Spotify has begun a test for select users in Australia, allowing free tier listeners to skip “any” audio and video ads that they come across “as often as they want,” according to a new report by Ad Age. Currently, users who don’t pay for a Spotify Premium subscription ($9.99/month) have to listen to ads and can’t skip them.
Spotify’s head of partner solutions, Danielle Lee, explained that unlimited ad skipping is something the company is interested in because it will allow users to hear or watch only the ads they are interested in. As such, Spotify will know which ads each user lets play to the end, “informing Spotify about their preferences in the process” and tailoring the ads to their liking.
The company calls this “Active Media,” and ensures advertisers won’t have to pay for any ads that are skipped, suggesting Spotify is confident it will learn and create enough compelling ads that free tier users won’t want to skip. According to Lee, Spotify’s hope is to debut Active Media on a global scale, but at this time the Australia-based testing is only one month old.
“Our hypothesis is if we can use this to fuel our streaming intelligence, and deliver a more personalized experience and a more engaging audience to our advertisers, it will improve the outcomes that we can deliver for brands,” Lee says. “Just as we create these personalized experiences like Discover Weekly, and the magic that brings to our consumers, we want to inject that concept into the advertising experience.”
In comparison, Apple Music doesn’t offer a free tier for its service, instead gifting new subscribers a three month free trial of the streaming service. In an interview from May 2017, former Apple Music executive Jimmy Iovine stated that if Apple Music did have a free tier it “would have 400 million people on it” and easily eclipse Spotify, but that’s not what the company wanted for the service.
Instead, Apple built Apple Music as a “special experience” for “people who are paying,” with no ads anywhere on the service. Apple Music and Spotify have been rivals since the former service debuted in 2015, and in a more recent interview Apple CEO Tim Cook said that he “worries about the humanity being drained out of music,” alluding to Spotify’s more algorithmic approach to suggesting new music to its users.
For Spotify, the company is now trying to boost free tier users in a number of ways, and eventually convince those users to pay for Spotify Premium. The company expanded the free tier with on-demand playlists in the spring, letting those listeners pick and choose which music they want to listen to as long as the tracks appear in one of 15 curated discovery playlists. This is an upgrade from the previous way free tier listeners heard music, which was simply shuffling songs at random.
Secondly, in a major announcement during Samsung’s Galaxy Note 9 presentation yesterday, it was revealed that the Spotify app will now come pre-installed on all Samsung smartphones. Because of this, many Android users will now find it easier to jump into Spotify and begin streaming their music on that service, instead of searching for the Android-based Apple Music app.
As of the last count in July 2018, Spotify has 83 million paid subscribers globally and 180 million total monthly active users if you count the free tier.
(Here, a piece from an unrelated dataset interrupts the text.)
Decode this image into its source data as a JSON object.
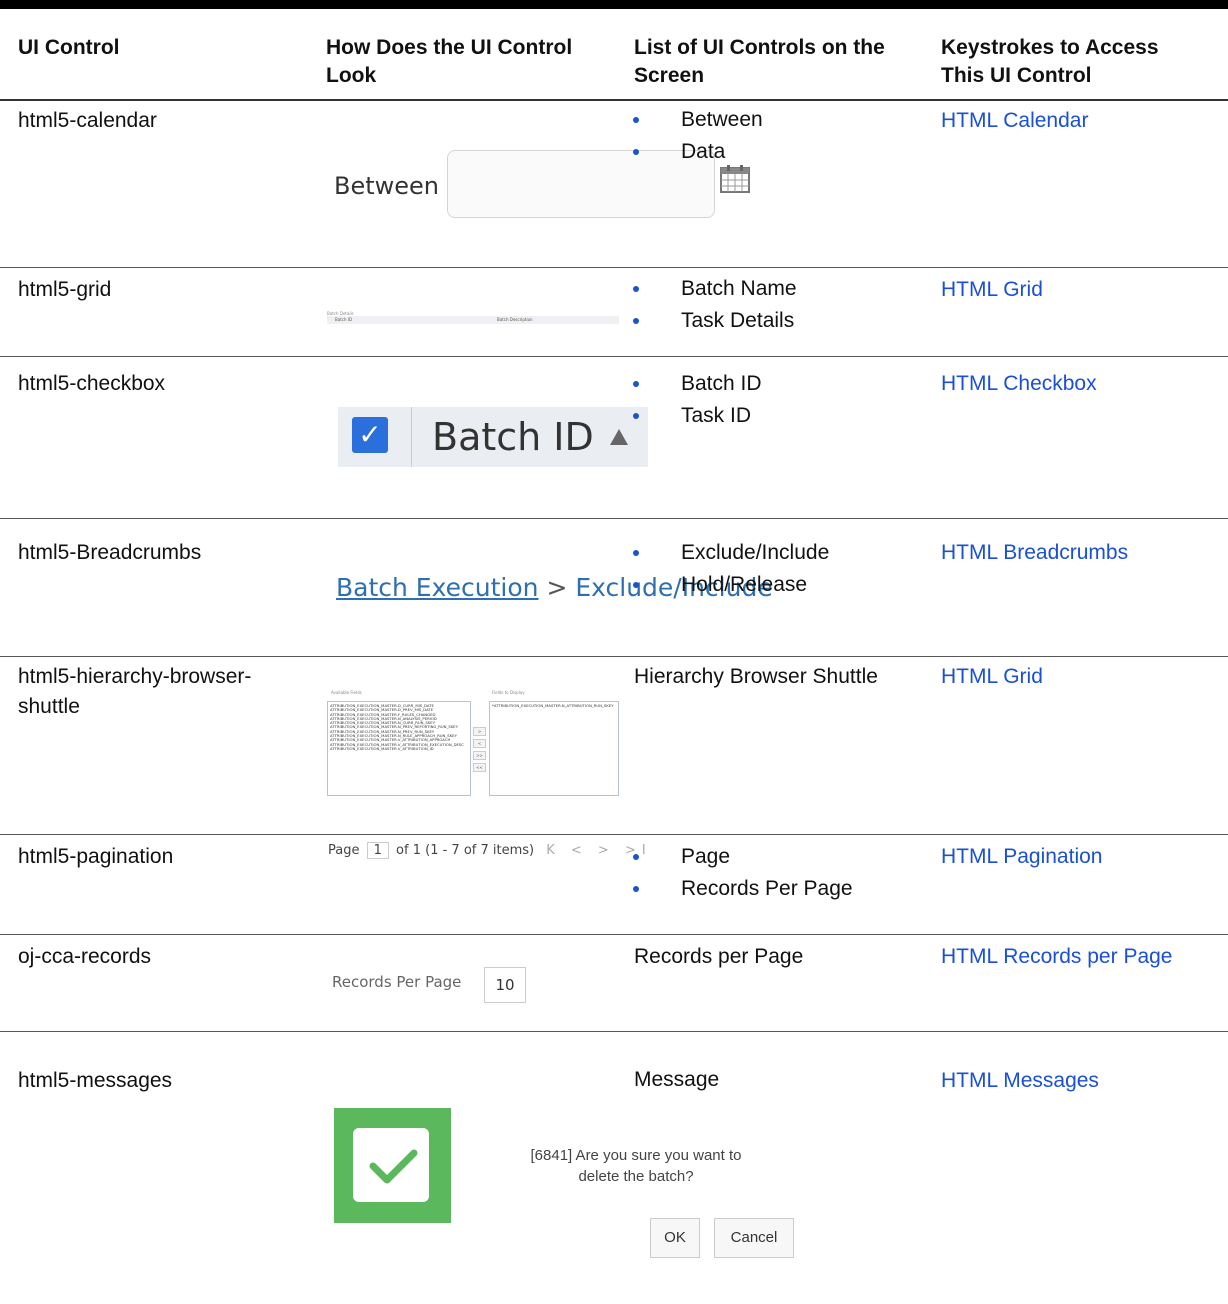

Apple Music was last counted to have about 40 million subscribers, although Apple’s service could have more paid users than Spotify in the United States.